As far as second singles go, Too Soon To Call A Search is something that’s neither safe, nor typical. Experiment 637 instead plunge deep into a disturbing tune that’s filled with broken beats, odd lyrical cues, and intense soundscapes. 

Starting from the top, the listener is greeted with a pleasant acoustic guitar solo that’s very folk rock in its melody and sound. A little understated but very interesting to listen to, and this is enhanced even more when some subtle drum machine beats come in to add a solid texture. 

The gentle peacefulness of it is completely broken though when the first verse kicks in. It’s here where Experiment 637 give away the unique sound that, Too Soon To Call A Search is going for. Whilst the clean vocals are typical, the real meat to dig into is how they’re mirrored with whispered, spoken word vocals repeating back the lyrics. 

This immediately gives off an uncanny and unsettling vibe, doubling down on the already dark lyrics. It could easily be inferred from the title what territory the listener is entering, but the shock of how dark the verses are with the whispering, intense beats and sounds that explode from the original opening guitar. 

The more the song progresses, the more interesting the sounds get, proceeding to huge bombastic epic rock moments after the verses. Ones that are filled with blasting guitars, crunchy drums, and powerful distortion effects.

Following on into the second half, the track keeps this powerful feel and mostly does away with the secondary spoken word lyrics. Surprisingly the song soon comes to a close after this section and just ends quite abruptly, feeling a little like there was some more to go before the tank was empty. 

Overall, Too Soon To Call A Search is full of interesting ideas with its unique use of spoken word, dramatic soundscapes, a mixture of varying elements you rarely see together (such as folk and drum machines), and unique overall sound. Despite a reasonable runtime of just under three-and-a-half minutes, it flies by and feels as though it’s gone too soon. It does feel as though some sections of the song could have been fleshed out or left to sit a little longer.

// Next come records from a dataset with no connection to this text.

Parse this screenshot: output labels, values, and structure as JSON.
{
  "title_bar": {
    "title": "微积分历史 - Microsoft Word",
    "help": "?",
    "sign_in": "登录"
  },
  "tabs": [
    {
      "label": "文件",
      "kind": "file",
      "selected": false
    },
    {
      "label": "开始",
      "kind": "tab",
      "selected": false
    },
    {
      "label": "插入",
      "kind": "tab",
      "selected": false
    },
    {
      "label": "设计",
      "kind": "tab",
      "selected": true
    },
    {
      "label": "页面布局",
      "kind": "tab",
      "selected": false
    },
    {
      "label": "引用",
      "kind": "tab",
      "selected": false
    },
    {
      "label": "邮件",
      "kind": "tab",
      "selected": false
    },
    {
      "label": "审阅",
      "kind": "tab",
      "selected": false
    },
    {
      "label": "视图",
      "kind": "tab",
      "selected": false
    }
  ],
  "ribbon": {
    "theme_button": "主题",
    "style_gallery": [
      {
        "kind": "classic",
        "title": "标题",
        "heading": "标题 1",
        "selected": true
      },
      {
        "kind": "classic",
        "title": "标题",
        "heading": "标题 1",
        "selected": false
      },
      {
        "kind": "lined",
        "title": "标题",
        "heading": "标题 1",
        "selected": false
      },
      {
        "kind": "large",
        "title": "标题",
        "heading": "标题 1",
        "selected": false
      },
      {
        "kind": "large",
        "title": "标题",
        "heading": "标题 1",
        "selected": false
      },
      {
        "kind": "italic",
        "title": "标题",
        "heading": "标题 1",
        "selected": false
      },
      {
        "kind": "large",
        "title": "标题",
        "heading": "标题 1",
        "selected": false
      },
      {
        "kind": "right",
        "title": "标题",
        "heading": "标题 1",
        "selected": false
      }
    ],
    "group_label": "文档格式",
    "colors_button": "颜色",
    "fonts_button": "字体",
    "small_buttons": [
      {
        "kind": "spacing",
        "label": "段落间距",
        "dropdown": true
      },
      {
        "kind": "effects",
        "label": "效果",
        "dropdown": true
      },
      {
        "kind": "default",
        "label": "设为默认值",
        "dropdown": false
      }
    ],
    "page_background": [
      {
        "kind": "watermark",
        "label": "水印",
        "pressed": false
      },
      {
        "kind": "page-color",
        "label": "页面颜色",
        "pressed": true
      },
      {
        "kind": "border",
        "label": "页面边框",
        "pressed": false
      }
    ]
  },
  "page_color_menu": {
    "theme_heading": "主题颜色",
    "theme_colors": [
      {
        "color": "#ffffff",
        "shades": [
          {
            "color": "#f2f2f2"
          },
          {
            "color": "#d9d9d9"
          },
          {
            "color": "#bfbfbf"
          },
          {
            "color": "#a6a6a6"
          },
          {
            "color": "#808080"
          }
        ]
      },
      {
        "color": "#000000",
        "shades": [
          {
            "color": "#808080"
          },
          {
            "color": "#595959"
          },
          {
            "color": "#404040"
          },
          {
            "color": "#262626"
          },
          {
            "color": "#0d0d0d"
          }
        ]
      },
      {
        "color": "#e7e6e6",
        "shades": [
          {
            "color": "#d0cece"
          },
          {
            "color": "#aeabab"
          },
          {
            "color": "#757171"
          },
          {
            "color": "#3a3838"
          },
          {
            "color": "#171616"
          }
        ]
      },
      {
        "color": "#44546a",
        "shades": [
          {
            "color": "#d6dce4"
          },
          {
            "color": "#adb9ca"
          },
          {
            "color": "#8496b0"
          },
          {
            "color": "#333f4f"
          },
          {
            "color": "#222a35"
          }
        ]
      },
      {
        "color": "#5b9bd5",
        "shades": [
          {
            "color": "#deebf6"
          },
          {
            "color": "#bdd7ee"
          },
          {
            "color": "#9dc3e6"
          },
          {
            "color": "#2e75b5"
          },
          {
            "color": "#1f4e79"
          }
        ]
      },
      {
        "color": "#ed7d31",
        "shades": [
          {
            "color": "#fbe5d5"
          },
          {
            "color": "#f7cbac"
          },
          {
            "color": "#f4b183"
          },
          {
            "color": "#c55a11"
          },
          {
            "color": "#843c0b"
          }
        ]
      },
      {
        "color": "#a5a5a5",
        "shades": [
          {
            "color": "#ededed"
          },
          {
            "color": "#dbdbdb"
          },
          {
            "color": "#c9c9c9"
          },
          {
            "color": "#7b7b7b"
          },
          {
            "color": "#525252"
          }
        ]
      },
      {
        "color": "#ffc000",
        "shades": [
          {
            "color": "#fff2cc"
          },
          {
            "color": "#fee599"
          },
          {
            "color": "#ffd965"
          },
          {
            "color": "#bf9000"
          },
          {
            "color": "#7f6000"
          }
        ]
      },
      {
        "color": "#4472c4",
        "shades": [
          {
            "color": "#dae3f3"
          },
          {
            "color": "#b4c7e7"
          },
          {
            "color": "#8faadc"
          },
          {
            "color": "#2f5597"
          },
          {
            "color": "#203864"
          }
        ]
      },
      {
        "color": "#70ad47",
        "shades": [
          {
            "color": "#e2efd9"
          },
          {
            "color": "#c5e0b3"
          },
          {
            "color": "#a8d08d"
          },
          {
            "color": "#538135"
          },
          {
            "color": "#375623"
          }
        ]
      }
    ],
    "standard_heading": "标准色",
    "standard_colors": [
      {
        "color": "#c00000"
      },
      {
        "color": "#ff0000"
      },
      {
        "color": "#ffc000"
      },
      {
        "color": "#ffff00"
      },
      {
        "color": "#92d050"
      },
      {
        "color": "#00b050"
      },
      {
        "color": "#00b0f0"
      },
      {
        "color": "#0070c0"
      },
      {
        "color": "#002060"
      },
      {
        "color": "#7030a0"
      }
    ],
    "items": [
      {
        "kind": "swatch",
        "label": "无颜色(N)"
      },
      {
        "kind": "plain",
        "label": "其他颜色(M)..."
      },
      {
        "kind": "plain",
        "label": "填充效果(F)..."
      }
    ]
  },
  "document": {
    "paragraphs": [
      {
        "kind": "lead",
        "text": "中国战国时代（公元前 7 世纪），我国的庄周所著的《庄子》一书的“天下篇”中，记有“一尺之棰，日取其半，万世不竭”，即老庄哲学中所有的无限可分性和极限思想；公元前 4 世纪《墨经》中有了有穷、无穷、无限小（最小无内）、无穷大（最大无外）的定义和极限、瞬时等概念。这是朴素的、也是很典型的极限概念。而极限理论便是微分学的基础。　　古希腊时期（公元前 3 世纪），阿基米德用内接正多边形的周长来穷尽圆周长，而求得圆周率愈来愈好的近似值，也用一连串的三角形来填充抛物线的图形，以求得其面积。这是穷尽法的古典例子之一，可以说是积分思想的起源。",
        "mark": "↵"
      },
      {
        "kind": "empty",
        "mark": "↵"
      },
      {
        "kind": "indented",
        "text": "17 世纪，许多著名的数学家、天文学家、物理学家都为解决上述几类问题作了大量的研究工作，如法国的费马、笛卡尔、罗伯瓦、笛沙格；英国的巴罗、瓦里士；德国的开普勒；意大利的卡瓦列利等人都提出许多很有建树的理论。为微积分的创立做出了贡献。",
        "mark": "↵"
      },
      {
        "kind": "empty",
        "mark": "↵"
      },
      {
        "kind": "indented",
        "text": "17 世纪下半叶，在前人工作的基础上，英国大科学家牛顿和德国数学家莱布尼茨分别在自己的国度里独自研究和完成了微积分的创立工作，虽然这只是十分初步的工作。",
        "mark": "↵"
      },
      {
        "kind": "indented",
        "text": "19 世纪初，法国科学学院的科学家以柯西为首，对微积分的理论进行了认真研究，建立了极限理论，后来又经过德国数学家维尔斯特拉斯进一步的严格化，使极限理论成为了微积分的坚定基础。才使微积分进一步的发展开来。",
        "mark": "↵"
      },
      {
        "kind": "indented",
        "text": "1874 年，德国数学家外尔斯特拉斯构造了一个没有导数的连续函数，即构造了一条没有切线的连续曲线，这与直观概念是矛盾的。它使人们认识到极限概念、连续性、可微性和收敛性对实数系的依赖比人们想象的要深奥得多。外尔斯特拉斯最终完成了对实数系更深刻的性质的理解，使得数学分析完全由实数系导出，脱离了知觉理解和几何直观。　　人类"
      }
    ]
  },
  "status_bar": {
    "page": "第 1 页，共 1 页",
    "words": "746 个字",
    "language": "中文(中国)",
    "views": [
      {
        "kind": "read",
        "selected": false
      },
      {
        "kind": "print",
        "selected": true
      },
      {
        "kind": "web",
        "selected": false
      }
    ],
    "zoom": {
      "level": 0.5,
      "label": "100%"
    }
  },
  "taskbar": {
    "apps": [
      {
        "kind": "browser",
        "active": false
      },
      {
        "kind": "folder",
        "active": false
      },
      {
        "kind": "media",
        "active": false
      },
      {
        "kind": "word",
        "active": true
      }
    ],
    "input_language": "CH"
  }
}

In particular, the opening guitar solo feels like it was very under-utilised and could have easily been reused as a nice outro to bookend the track a little more smoothly. 

As far as sophomore efforts go though, Experiment 637 has a very unique sound and is certainly on the right track to forging its own very unique sound.